* Task objective
All the data below goes into the copy word for word, but the pictures don't.

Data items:
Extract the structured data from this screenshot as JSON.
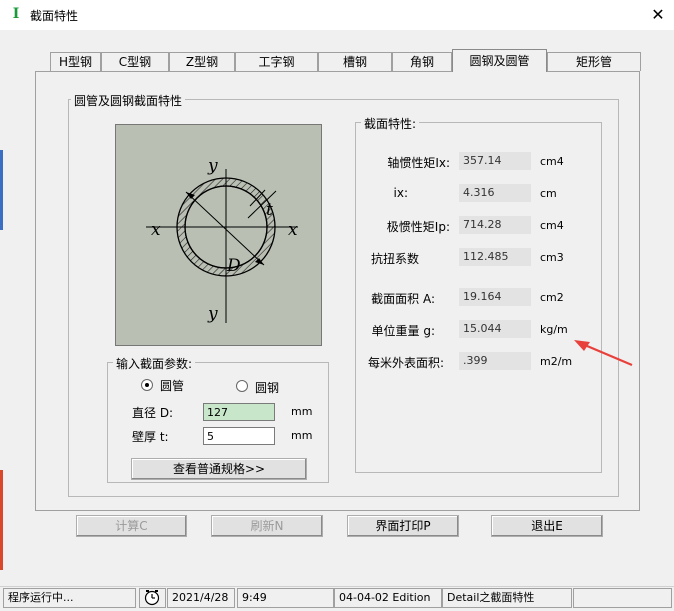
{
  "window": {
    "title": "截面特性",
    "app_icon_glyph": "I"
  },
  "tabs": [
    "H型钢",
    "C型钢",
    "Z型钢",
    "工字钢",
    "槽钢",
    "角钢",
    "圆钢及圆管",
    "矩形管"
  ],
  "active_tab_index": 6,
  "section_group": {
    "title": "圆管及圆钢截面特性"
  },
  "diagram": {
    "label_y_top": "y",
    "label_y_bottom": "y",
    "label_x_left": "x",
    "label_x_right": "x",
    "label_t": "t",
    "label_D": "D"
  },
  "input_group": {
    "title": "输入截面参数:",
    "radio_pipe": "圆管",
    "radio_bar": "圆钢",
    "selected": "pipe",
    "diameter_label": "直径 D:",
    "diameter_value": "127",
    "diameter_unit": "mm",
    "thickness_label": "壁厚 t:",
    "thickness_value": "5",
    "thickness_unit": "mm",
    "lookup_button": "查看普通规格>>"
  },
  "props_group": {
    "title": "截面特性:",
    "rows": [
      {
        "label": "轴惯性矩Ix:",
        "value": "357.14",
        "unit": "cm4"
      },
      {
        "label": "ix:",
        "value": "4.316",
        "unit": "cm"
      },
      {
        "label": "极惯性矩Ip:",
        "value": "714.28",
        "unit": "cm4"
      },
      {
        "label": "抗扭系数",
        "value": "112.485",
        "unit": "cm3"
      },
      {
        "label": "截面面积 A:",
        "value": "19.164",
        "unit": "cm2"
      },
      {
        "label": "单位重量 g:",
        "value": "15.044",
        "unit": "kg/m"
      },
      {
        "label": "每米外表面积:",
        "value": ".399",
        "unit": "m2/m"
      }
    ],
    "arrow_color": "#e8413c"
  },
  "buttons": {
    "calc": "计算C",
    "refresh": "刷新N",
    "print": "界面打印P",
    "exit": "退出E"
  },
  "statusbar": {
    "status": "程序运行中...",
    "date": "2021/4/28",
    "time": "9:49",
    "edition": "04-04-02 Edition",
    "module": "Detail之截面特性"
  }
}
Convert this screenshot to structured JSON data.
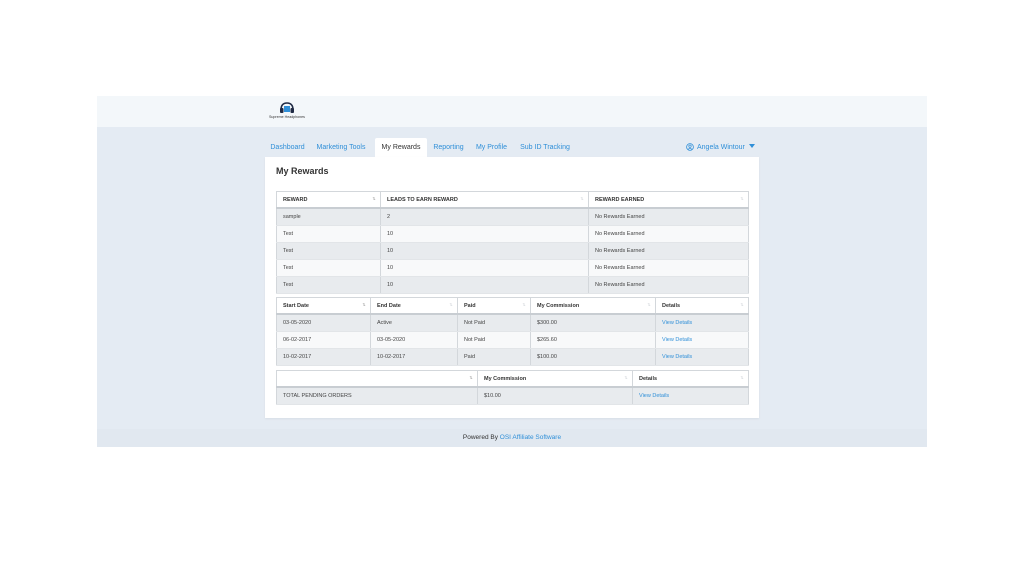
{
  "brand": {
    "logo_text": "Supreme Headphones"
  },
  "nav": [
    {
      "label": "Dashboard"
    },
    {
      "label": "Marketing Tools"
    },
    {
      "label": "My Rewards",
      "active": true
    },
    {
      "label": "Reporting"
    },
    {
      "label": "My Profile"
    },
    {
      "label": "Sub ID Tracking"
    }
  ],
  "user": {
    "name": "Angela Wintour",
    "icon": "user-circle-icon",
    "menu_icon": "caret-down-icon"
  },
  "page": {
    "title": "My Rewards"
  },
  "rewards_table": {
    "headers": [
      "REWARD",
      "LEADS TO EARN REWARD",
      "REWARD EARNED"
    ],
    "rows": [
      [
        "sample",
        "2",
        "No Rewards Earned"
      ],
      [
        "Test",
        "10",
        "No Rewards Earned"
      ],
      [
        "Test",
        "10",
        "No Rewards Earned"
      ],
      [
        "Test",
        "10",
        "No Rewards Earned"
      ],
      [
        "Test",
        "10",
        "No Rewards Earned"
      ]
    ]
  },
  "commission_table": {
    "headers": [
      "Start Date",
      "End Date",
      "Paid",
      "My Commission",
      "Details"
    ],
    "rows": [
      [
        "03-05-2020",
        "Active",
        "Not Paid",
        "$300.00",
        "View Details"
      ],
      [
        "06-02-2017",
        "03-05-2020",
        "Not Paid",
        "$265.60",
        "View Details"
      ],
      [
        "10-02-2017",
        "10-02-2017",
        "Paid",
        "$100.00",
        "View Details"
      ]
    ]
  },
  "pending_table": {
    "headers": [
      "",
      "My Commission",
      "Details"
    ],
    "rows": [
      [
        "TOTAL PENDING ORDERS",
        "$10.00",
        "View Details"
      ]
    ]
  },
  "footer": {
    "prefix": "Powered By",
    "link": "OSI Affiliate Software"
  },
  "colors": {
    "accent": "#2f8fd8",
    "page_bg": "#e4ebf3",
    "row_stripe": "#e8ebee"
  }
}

* Reply
Extract the structured data from this screenshot as JSON.
{
  "window": {
    "title": "截面特性",
    "app_icon_glyph": "I"
  },
  "tabs": [
    "H型钢",
    "C型钢",
    "Z型钢",
    "工字钢",
    "槽钢",
    "角钢",
    "圆钢及圆管",
    "矩形管"
  ],
  "active_tab_index": 6,
  "section_group": {
    "title": "圆管及圆钢截面特性"
  },
  "diagram": {
    "label_y_top": "y",
    "label_y_bottom": "y",
    "label_x_left": "x",
    "label_x_right": "x",
    "label_t": "t",
    "label_D": "D"
  },
  "input_group": {
    "title": "输入截面参数:",
    "radio_pipe": "圆管",
    "radio_bar": "圆钢",
    "selected": "pipe",
    "diameter_label": "直径 D:",
    "diameter_value": "127",
    "diameter_unit": "mm",
    "thickness_label": "壁厚 t:",
    "thickness_value": "5",
    "thickness_unit": "mm",
    "lookup_button": "查看普通规格>>"
  },
  "props_group": {
    "title": "截面特性:",
    "rows": [
      {
        "label": "轴惯性矩Ix:",
        "value": "357.14",
        "unit": "cm4"
      },
      {
        "label": "ix:",
        "value": "4.316",
        "unit": "cm"
      },
      {
        "label": "极惯性矩Ip:",
        "value": "714.28",
        "unit": "cm4"
      },
      {
        "label": "抗扭系数",
        "value": "112.485",
        "unit": "cm3"
      },
      {
        "label": "截面面积 A:",
        "value": "19.164",
        "unit": "cm2"
      },
      {
        "label": "单位重量 g:",
        "value": "15.044",
        "unit": "kg/m"
      },
      {
        "label": "每米外表面积:",
        "value": ".399",
        "unit": "m2/m"
      }
    ],
    "arrow_color": "#e8413c"
  },
  "buttons": {
    "calc": "计算C",
    "refresh": "刷新N",
    "print": "界面打印P",
    "exit": "退出E"
  },
  "statusbar": {
    "status": "程序运行中...",
    "date": "2021/4/28",
    "time": "9:49",
    "edition": "04-04-02 Edition",
    "module": "Detail之截面特性"
  }
}
Convert this screenshot to structured JSON data.
{
  "brand": {
    "logo_text": "Supreme Headphones"
  },
  "nav": [
    {
      "label": "Dashboard"
    },
    {
      "label": "Marketing Tools"
    },
    {
      "label": "My Rewards",
      "active": true
    },
    {
      "label": "Reporting"
    },
    {
      "label": "My Profile"
    },
    {
      "label": "Sub ID Tracking"
    }
  ],
  "user": {
    "name": "Angela Wintour",
    "icon": "user-circle-icon",
    "menu_icon": "caret-down-icon"
  },
  "page": {
    "title": "My Rewards"
  },
  "rewards_table": {
    "headers": [
      "REWARD",
      "LEADS TO EARN REWARD",
      "REWARD EARNED"
    ],
    "rows": [
      [
        "sample",
        "2",
        "No Rewards Earned"
      ],
      [
        "Test",
        "10",
        "No Rewards Earned"
      ],
      [
        "Test",
        "10",
        "No Rewards Earned"
      ],
      [
        "Test",
        "10",
        "No Rewards Earned"
      ],
      [
        "Test",
        "10",
        "No Rewards Earned"
      ]
    ]
  },
  "commission_table": {
    "headers": [
      "Start Date",
      "End Date",
      "Paid",
      "My Commission",
      "Details"
    ],
    "rows": [
      [
        "03-05-2020",
        "Active",
        "Not Paid",
        "$300.00",
        "View Details"
      ],
      [
        "06-02-2017",
        "03-05-2020",
        "Not Paid",
        "$265.60",
        "View Details"
      ],
      [
        "10-02-2017",
        "10-02-2017",
        "Paid",
        "$100.00",
        "View Details"
      ]
    ]
  },
  "pending_table": {
    "headers": [
      "",
      "My Commission",
      "Details"
    ],
    "rows": [
      [
        "TOTAL PENDING ORDERS",
        "$10.00",
        "View Details"
      ]
    ]
  },
  "footer": {
    "prefix": "Powered By",
    "link": "OSI Affiliate Software"
  },
  "colors": {
    "accent": "#2f8fd8",
    "page_bg": "#e4ebf3",
    "row_stripe": "#e8ebee"
  }
}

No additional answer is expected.